**What is expected**
Scan the data for "name" and copy each matching line.

**Given records**
# # #

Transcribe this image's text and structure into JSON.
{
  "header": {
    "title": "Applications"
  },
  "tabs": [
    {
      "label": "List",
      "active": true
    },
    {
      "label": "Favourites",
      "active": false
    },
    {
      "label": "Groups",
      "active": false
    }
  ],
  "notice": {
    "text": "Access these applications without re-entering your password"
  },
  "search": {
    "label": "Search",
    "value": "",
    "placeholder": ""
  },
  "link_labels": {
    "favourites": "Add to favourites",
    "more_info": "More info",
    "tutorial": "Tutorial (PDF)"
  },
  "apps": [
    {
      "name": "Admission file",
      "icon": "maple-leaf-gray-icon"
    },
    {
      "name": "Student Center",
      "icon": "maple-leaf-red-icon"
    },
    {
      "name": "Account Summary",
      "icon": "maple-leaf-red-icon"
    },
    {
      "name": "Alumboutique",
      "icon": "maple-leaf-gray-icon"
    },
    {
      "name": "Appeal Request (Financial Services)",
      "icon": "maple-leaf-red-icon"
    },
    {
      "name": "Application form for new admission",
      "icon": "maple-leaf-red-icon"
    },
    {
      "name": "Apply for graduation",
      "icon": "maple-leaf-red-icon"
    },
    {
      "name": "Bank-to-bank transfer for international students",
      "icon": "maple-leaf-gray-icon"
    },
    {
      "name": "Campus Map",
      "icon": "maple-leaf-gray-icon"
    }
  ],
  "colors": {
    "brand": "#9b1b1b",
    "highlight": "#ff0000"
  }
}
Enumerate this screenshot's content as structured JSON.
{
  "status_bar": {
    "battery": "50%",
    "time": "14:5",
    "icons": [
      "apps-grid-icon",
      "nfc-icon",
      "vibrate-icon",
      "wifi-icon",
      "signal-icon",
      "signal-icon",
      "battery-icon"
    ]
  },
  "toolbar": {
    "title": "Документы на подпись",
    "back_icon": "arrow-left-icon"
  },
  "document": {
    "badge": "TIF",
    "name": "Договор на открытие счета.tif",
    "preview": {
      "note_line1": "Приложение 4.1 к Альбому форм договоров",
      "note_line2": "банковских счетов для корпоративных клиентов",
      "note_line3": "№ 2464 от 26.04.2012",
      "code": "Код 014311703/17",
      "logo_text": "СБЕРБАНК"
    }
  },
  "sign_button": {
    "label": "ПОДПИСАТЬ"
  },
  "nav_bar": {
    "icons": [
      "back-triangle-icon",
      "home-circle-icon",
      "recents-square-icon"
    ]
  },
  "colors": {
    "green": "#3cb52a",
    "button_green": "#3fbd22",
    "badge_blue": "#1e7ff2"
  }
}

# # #

**Task answer**
      "name": "Admission file",
      "name": "Student Center",
      "name": "Account Summary",
      "name": "Alumboutique",
      "name": "Appeal Request (Financial Services)",
      "name": "Application form for new admission",
      "name": "Apply for graduation",
      "name": "Bank-to-bank transfer for international students",
      "name": "Campus Map",
    "name": "Договор на открытие счета.tif",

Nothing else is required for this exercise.